TASK DETAILS
Reproduce each entry exactly as it reads. Leave the images out.

Items from an interface collection
=== Begin Enclosure ===

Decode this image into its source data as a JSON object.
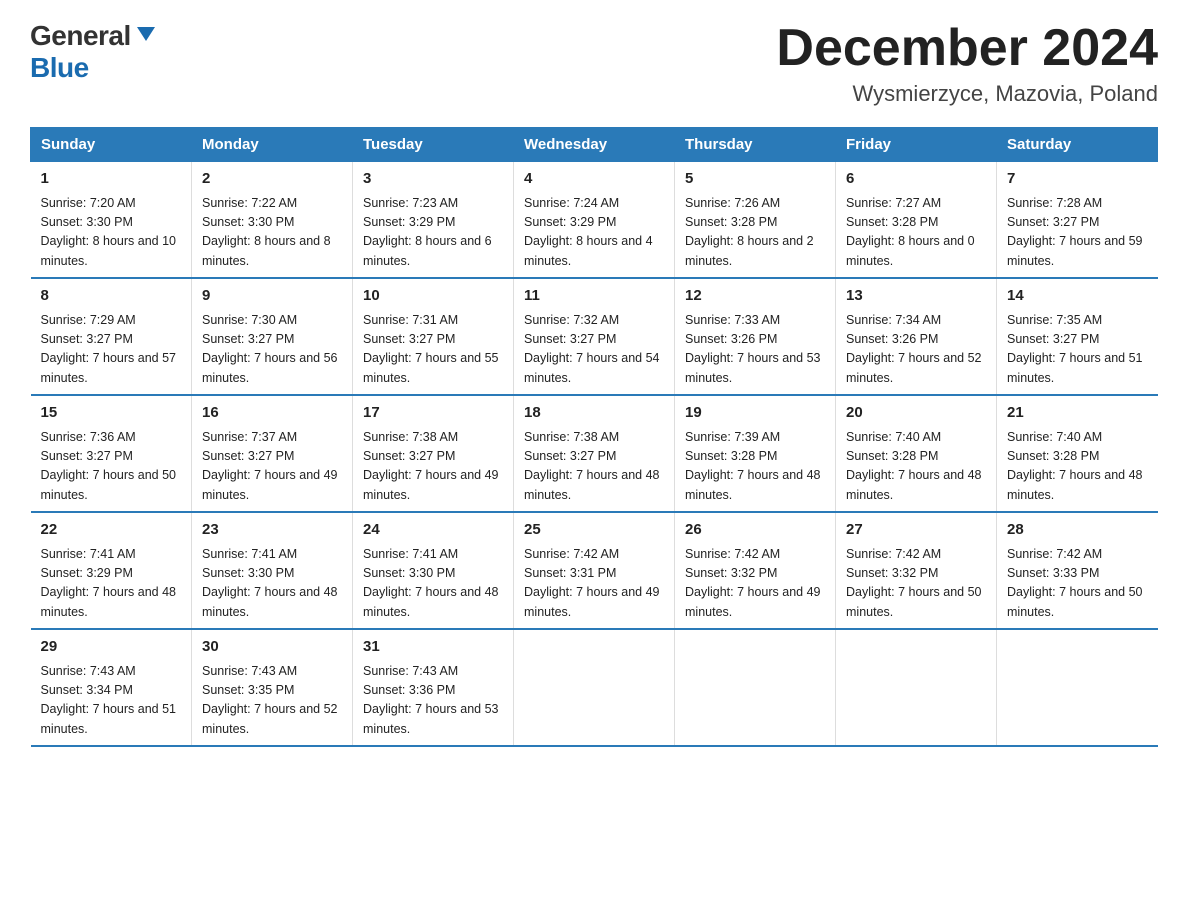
{
  "logo": {
    "general": "General",
    "blue": "Blue"
  },
  "title": "December 2024",
  "location": "Wysmierzyce, Mazovia, Poland",
  "days_of_week": [
    "Sunday",
    "Monday",
    "Tuesday",
    "Wednesday",
    "Thursday",
    "Friday",
    "Saturday"
  ],
  "weeks": [
    [
      {
        "day": "1",
        "sunrise": "Sunrise: 7:20 AM",
        "sunset": "Sunset: 3:30 PM",
        "daylight": "Daylight: 8 hours and 10 minutes."
      },
      {
        "day": "2",
        "sunrise": "Sunrise: 7:22 AM",
        "sunset": "Sunset: 3:30 PM",
        "daylight": "Daylight: 8 hours and 8 minutes."
      },
      {
        "day": "3",
        "sunrise": "Sunrise: 7:23 AM",
        "sunset": "Sunset: 3:29 PM",
        "daylight": "Daylight: 8 hours and 6 minutes."
      },
      {
        "day": "4",
        "sunrise": "Sunrise: 7:24 AM",
        "sunset": "Sunset: 3:29 PM",
        "daylight": "Daylight: 8 hours and 4 minutes."
      },
      {
        "day": "5",
        "sunrise": "Sunrise: 7:26 AM",
        "sunset": "Sunset: 3:28 PM",
        "daylight": "Daylight: 8 hours and 2 minutes."
      },
      {
        "day": "6",
        "sunrise": "Sunrise: 7:27 AM",
        "sunset": "Sunset: 3:28 PM",
        "daylight": "Daylight: 8 hours and 0 minutes."
      },
      {
        "day": "7",
        "sunrise": "Sunrise: 7:28 AM",
        "sunset": "Sunset: 3:27 PM",
        "daylight": "Daylight: 7 hours and 59 minutes."
      }
    ],
    [
      {
        "day": "8",
        "sunrise": "Sunrise: 7:29 AM",
        "sunset": "Sunset: 3:27 PM",
        "daylight": "Daylight: 7 hours and 57 minutes."
      },
      {
        "day": "9",
        "sunrise": "Sunrise: 7:30 AM",
        "sunset": "Sunset: 3:27 PM",
        "daylight": "Daylight: 7 hours and 56 minutes."
      },
      {
        "day": "10",
        "sunrise": "Sunrise: 7:31 AM",
        "sunset": "Sunset: 3:27 PM",
        "daylight": "Daylight: 7 hours and 55 minutes."
      },
      {
        "day": "11",
        "sunrise": "Sunrise: 7:32 AM",
        "sunset": "Sunset: 3:27 PM",
        "daylight": "Daylight: 7 hours and 54 minutes."
      },
      {
        "day": "12",
        "sunrise": "Sunrise: 7:33 AM",
        "sunset": "Sunset: 3:26 PM",
        "daylight": "Daylight: 7 hours and 53 minutes."
      },
      {
        "day": "13",
        "sunrise": "Sunrise: 7:34 AM",
        "sunset": "Sunset: 3:26 PM",
        "daylight": "Daylight: 7 hours and 52 minutes."
      },
      {
        "day": "14",
        "sunrise": "Sunrise: 7:35 AM",
        "sunset": "Sunset: 3:27 PM",
        "daylight": "Daylight: 7 hours and 51 minutes."
      }
    ],
    [
      {
        "day": "15",
        "sunrise": "Sunrise: 7:36 AM",
        "sunset": "Sunset: 3:27 PM",
        "daylight": "Daylight: 7 hours and 50 minutes."
      },
      {
        "day": "16",
        "sunrise": "Sunrise: 7:37 AM",
        "sunset": "Sunset: 3:27 PM",
        "daylight": "Daylight: 7 hours and 49 minutes."
      },
      {
        "day": "17",
        "sunrise": "Sunrise: 7:38 AM",
        "sunset": "Sunset: 3:27 PM",
        "daylight": "Daylight: 7 hours and 49 minutes."
      },
      {
        "day": "18",
        "sunrise": "Sunrise: 7:38 AM",
        "sunset": "Sunset: 3:27 PM",
        "daylight": "Daylight: 7 hours and 48 minutes."
      },
      {
        "day": "19",
        "sunrise": "Sunrise: 7:39 AM",
        "sunset": "Sunset: 3:28 PM",
        "daylight": "Daylight: 7 hours and 48 minutes."
      },
      {
        "day": "20",
        "sunrise": "Sunrise: 7:40 AM",
        "sunset": "Sunset: 3:28 PM",
        "daylight": "Daylight: 7 hours and 48 minutes."
      },
      {
        "day": "21",
        "sunrise": "Sunrise: 7:40 AM",
        "sunset": "Sunset: 3:28 PM",
        "daylight": "Daylight: 7 hours and 48 minutes."
      }
    ],
    [
      {
        "day": "22",
        "sunrise": "Sunrise: 7:41 AM",
        "sunset": "Sunset: 3:29 PM",
        "daylight": "Daylight: 7 hours and 48 minutes."
      },
      {
        "day": "23",
        "sunrise": "Sunrise: 7:41 AM",
        "sunset": "Sunset: 3:30 PM",
        "daylight": "Daylight: 7 hours and 48 minutes."
      },
      {
        "day": "24",
        "sunrise": "Sunrise: 7:41 AM",
        "sunset": "Sunset: 3:30 PM",
        "daylight": "Daylight: 7 hours and 48 minutes."
      },
      {
        "day": "25",
        "sunrise": "Sunrise: 7:42 AM",
        "sunset": "Sunset: 3:31 PM",
        "daylight": "Daylight: 7 hours and 49 minutes."
      },
      {
        "day": "26",
        "sunrise": "Sunrise: 7:42 AM",
        "sunset": "Sunset: 3:32 PM",
        "daylight": "Daylight: 7 hours and 49 minutes."
      },
      {
        "day": "27",
        "sunrise": "Sunrise: 7:42 AM",
        "sunset": "Sunset: 3:32 PM",
        "daylight": "Daylight: 7 hours and 50 minutes."
      },
      {
        "day": "28",
        "sunrise": "Sunrise: 7:42 AM",
        "sunset": "Sunset: 3:33 PM",
        "daylight": "Daylight: 7 hours and 50 minutes."
      }
    ],
    [
      {
        "day": "29",
        "sunrise": "Sunrise: 7:43 AM",
        "sunset": "Sunset: 3:34 PM",
        "daylight": "Daylight: 7 hours and 51 minutes."
      },
      {
        "day": "30",
        "sunrise": "Sunrise: 7:43 AM",
        "sunset": "Sunset: 3:35 PM",
        "daylight": "Daylight: 7 hours and 52 minutes."
      },
      {
        "day": "31",
        "sunrise": "Sunrise: 7:43 AM",
        "sunset": "Sunset: 3:36 PM",
        "daylight": "Daylight: 7 hours and 53 minutes."
      },
      null,
      null,
      null,
      null
    ]
  ]
}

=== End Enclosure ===

SOLUTION TO THE EXERCISE
Decode this image into its source data as a JSON object.
{
  "logo": {
    "general": "General",
    "blue": "Blue"
  },
  "title": "December 2024",
  "location": "Wysmierzyce, Mazovia, Poland",
  "days_of_week": [
    "Sunday",
    "Monday",
    "Tuesday",
    "Wednesday",
    "Thursday",
    "Friday",
    "Saturday"
  ],
  "weeks": [
    [
      {
        "day": "1",
        "sunrise": "Sunrise: 7:20 AM",
        "sunset": "Sunset: 3:30 PM",
        "daylight": "Daylight: 8 hours and 10 minutes."
      },
      {
        "day": "2",
        "sunrise": "Sunrise: 7:22 AM",
        "sunset": "Sunset: 3:30 PM",
        "daylight": "Daylight: 8 hours and 8 minutes."
      },
      {
        "day": "3",
        "sunrise": "Sunrise: 7:23 AM",
        "sunset": "Sunset: 3:29 PM",
        "daylight": "Daylight: 8 hours and 6 minutes."
      },
      {
        "day": "4",
        "sunrise": "Sunrise: 7:24 AM",
        "sunset": "Sunset: 3:29 PM",
        "daylight": "Daylight: 8 hours and 4 minutes."
      },
      {
        "day": "5",
        "sunrise": "Sunrise: 7:26 AM",
        "sunset": "Sunset: 3:28 PM",
        "daylight": "Daylight: 8 hours and 2 minutes."
      },
      {
        "day": "6",
        "sunrise": "Sunrise: 7:27 AM",
        "sunset": "Sunset: 3:28 PM",
        "daylight": "Daylight: 8 hours and 0 minutes."
      },
      {
        "day": "7",
        "sunrise": "Sunrise: 7:28 AM",
        "sunset": "Sunset: 3:27 PM",
        "daylight": "Daylight: 7 hours and 59 minutes."
      }
    ],
    [
      {
        "day": "8",
        "sunrise": "Sunrise: 7:29 AM",
        "sunset": "Sunset: 3:27 PM",
        "daylight": "Daylight: 7 hours and 57 minutes."
      },
      {
        "day": "9",
        "sunrise": "Sunrise: 7:30 AM",
        "sunset": "Sunset: 3:27 PM",
        "daylight": "Daylight: 7 hours and 56 minutes."
      },
      {
        "day": "10",
        "sunrise": "Sunrise: 7:31 AM",
        "sunset": "Sunset: 3:27 PM",
        "daylight": "Daylight: 7 hours and 55 minutes."
      },
      {
        "day": "11",
        "sunrise": "Sunrise: 7:32 AM",
        "sunset": "Sunset: 3:27 PM",
        "daylight": "Daylight: 7 hours and 54 minutes."
      },
      {
        "day": "12",
        "sunrise": "Sunrise: 7:33 AM",
        "sunset": "Sunset: 3:26 PM",
        "daylight": "Daylight: 7 hours and 53 minutes."
      },
      {
        "day": "13",
        "sunrise": "Sunrise: 7:34 AM",
        "sunset": "Sunset: 3:26 PM",
        "daylight": "Daylight: 7 hours and 52 minutes."
      },
      {
        "day": "14",
        "sunrise": "Sunrise: 7:35 AM",
        "sunset": "Sunset: 3:27 PM",
        "daylight": "Daylight: 7 hours and 51 minutes."
      }
    ],
    [
      {
        "day": "15",
        "sunrise": "Sunrise: 7:36 AM",
        "sunset": "Sunset: 3:27 PM",
        "daylight": "Daylight: 7 hours and 50 minutes."
      },
      {
        "day": "16",
        "sunrise": "Sunrise: 7:37 AM",
        "sunset": "Sunset: 3:27 PM",
        "daylight": "Daylight: 7 hours and 49 minutes."
      },
      {
        "day": "17",
        "sunrise": "Sunrise: 7:38 AM",
        "sunset": "Sunset: 3:27 PM",
        "daylight": "Daylight: 7 hours and 49 minutes."
      },
      {
        "day": "18",
        "sunrise": "Sunrise: 7:38 AM",
        "sunset": "Sunset: 3:27 PM",
        "daylight": "Daylight: 7 hours and 48 minutes."
      },
      {
        "day": "19",
        "sunrise": "Sunrise: 7:39 AM",
        "sunset": "Sunset: 3:28 PM",
        "daylight": "Daylight: 7 hours and 48 minutes."
      },
      {
        "day": "20",
        "sunrise": "Sunrise: 7:40 AM",
        "sunset": "Sunset: 3:28 PM",
        "daylight": "Daylight: 7 hours and 48 minutes."
      },
      {
        "day": "21",
        "sunrise": "Sunrise: 7:40 AM",
        "sunset": "Sunset: 3:28 PM",
        "daylight": "Daylight: 7 hours and 48 minutes."
      }
    ],
    [
      {
        "day": "22",
        "sunrise": "Sunrise: 7:41 AM",
        "sunset": "Sunset: 3:29 PM",
        "daylight": "Daylight: 7 hours and 48 minutes."
      },
      {
        "day": "23",
        "sunrise": "Sunrise: 7:41 AM",
        "sunset": "Sunset: 3:30 PM",
        "daylight": "Daylight: 7 hours and 48 minutes."
      },
      {
        "day": "24",
        "sunrise": "Sunrise: 7:41 AM",
        "sunset": "Sunset: 3:30 PM",
        "daylight": "Daylight: 7 hours and 48 minutes."
      },
      {
        "day": "25",
        "sunrise": "Sunrise: 7:42 AM",
        "sunset": "Sunset: 3:31 PM",
        "daylight": "Daylight: 7 hours and 49 minutes."
      },
      {
        "day": "26",
        "sunrise": "Sunrise: 7:42 AM",
        "sunset": "Sunset: 3:32 PM",
        "daylight": "Daylight: 7 hours and 49 minutes."
      },
      {
        "day": "27",
        "sunrise": "Sunrise: 7:42 AM",
        "sunset": "Sunset: 3:32 PM",
        "daylight": "Daylight: 7 hours and 50 minutes."
      },
      {
        "day": "28",
        "sunrise": "Sunrise: 7:42 AM",
        "sunset": "Sunset: 3:33 PM",
        "daylight": "Daylight: 7 hours and 50 minutes."
      }
    ],
    [
      {
        "day": "29",
        "sunrise": "Sunrise: 7:43 AM",
        "sunset": "Sunset: 3:34 PM",
        "daylight": "Daylight: 7 hours and 51 minutes."
      },
      {
        "day": "30",
        "sunrise": "Sunrise: 7:43 AM",
        "sunset": "Sunset: 3:35 PM",
        "daylight": "Daylight: 7 hours and 52 minutes."
      },
      {
        "day": "31",
        "sunrise": "Sunrise: 7:43 AM",
        "sunset": "Sunset: 3:36 PM",
        "daylight": "Daylight: 7 hours and 53 minutes."
      },
      null,
      null,
      null,
      null
    ]
  ]
}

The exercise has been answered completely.